I wish someone would have given me these 5 tips when I was a new golfer. Or even before I stepped foot on a golf course. These tips are just downright sensible. If you have been reluctant to take up golf, these 5 tips for new golfers should give you some comfort.

  1. Don’t feel like you have to keep score. There’s plenty of time to do that after you’ve become more comfortable playing golf. It’s not important that you know how many times you swung at the ball. Just expect that it’s a LOT and it doesn’t matter. But if you are counting, and you get to something approaching 9 on any hole, pick up your ball and let the rest of your team finish the hole. No harm, no foul.
  2. Remember nobody cares how well or how poorly you play. They were new golfers once, too, and I’m sure they remember being at the point you are at right now. They don’t care how well you play, but they do care how fast you play. That’s really all they care about. So watch your pace, keep up with the rest of your team, and you’ll be fine.
  3. Buy a couple dozen cheap balls or recycled balls. You are bound to lose many, many balls as a new golfer. And one way to keep up the pace of play is to not spend too much time in the rough looking for your lost ball. They’re cheap, they’re almost disposable, so don’t fret over lost balls. Just know you’ll lose many balls at first.
  4. This may sound rude, but don’t talk too much. Too much talking on the course slows down play, and your partners will appreciate silence when they are setting up to the ball and taking their shot. Judge your chattiness by watching your partners and let that be your guide to your talkativeness.
  5. The rules of golf are important, and you can learn those later, so don’t worry about the rules just yet. But do read up on golf etiquette before you play golf. Included in golf etiquette is knowing how to dress for the course you are playing, keeping your cell phone on mute, avoiding walking on your partners’ putting lines on the green, and more. Do your internet research. There are many good articles on golf etiquette. Arnold Palmer’s Golf Etiquette Tips is an excellent one.

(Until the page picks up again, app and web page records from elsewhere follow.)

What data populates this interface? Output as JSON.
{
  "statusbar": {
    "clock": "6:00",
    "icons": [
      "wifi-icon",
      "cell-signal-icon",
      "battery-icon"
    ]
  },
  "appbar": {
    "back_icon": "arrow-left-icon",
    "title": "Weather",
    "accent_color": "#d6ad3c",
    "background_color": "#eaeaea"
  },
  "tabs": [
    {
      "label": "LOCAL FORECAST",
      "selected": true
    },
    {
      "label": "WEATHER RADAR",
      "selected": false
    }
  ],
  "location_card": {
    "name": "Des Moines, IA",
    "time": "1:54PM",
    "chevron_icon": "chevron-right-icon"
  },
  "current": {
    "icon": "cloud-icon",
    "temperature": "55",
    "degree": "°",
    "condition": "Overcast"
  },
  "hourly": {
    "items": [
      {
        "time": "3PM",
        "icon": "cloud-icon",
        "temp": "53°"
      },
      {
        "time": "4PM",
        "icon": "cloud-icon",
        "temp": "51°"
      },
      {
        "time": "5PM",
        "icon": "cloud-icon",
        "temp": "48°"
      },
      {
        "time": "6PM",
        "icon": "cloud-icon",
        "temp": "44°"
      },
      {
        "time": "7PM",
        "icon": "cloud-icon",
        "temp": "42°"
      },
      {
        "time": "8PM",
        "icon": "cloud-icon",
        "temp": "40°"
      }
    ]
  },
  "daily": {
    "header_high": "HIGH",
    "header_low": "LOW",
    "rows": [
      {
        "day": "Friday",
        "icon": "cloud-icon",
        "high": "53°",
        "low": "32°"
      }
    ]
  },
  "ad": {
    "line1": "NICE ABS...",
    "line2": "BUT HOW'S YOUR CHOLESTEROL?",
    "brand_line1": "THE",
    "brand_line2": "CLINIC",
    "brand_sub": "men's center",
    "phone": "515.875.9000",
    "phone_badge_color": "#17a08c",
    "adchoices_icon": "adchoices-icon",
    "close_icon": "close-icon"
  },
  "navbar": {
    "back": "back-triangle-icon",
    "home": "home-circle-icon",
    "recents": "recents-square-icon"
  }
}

Many of the husbands at Sierra View Country Club have non-golfing wives. It is our hope that all of the women partners at Sierra View feel comfortable taking up the game. It’s a sport husbands and wives can play into their golden years!

Can Joining a Country Club Extend Life?

Parade Magazine Living to 100
Cheater’s Guide to Living to 100

According to Parade Magazine’s article in their Sunday, April 5, 2015 issue, finding a “tribe” such as is found in a country club, can extend life, in some cases up to 14 years. Maybe I’m reading something into the article that’s not there, but I don’t think so. I think it’s a fact. Read the article for yourself and you decide.

Here’s what the Parade Magazine article says: Among the four lifestyle changes that give you the possibility of living to the ripe old age of 100, finding a tribe is the most important and weighs more than the other three, more than what you eat, more than having a purpose, more than physical activity. Your tribe, the people you hang out with, trumps all three for lengthening your lifespan in the most positive ways.

Country Clubs attract like-minded, healthy, fun-loving people, the perfect kind of tribe. And when I look around at the super seniors at Sierra View Country Club, I see a vital, sharp, funny, classy bunch of men and women. And another common element among this group is this: they have been hanging out with their country club tribe for a long time. They didn’t just join yesterday.

The article was written by Ginny Graves, based on over 10 years of research by journalist Dan Buettner. Dan spent the past several years studying the lifestyles of the healthiest, longest-living people all over the world. What he found in these pockets of longevity are not the frail oldsters, but vital, active people enjoying life. Some are still working! And to his surprise, these centenarians all have a tribe, some sort of social group from within their extended family or from good friends.

The tribes at a country club might be the men’s group, or the women golfers, or simply the natural coming-together of groups of club members who resonate with each other’s personalities or professions.

I don’t know about you, but I found this research to be fascinating. I am glad I found my tribe early!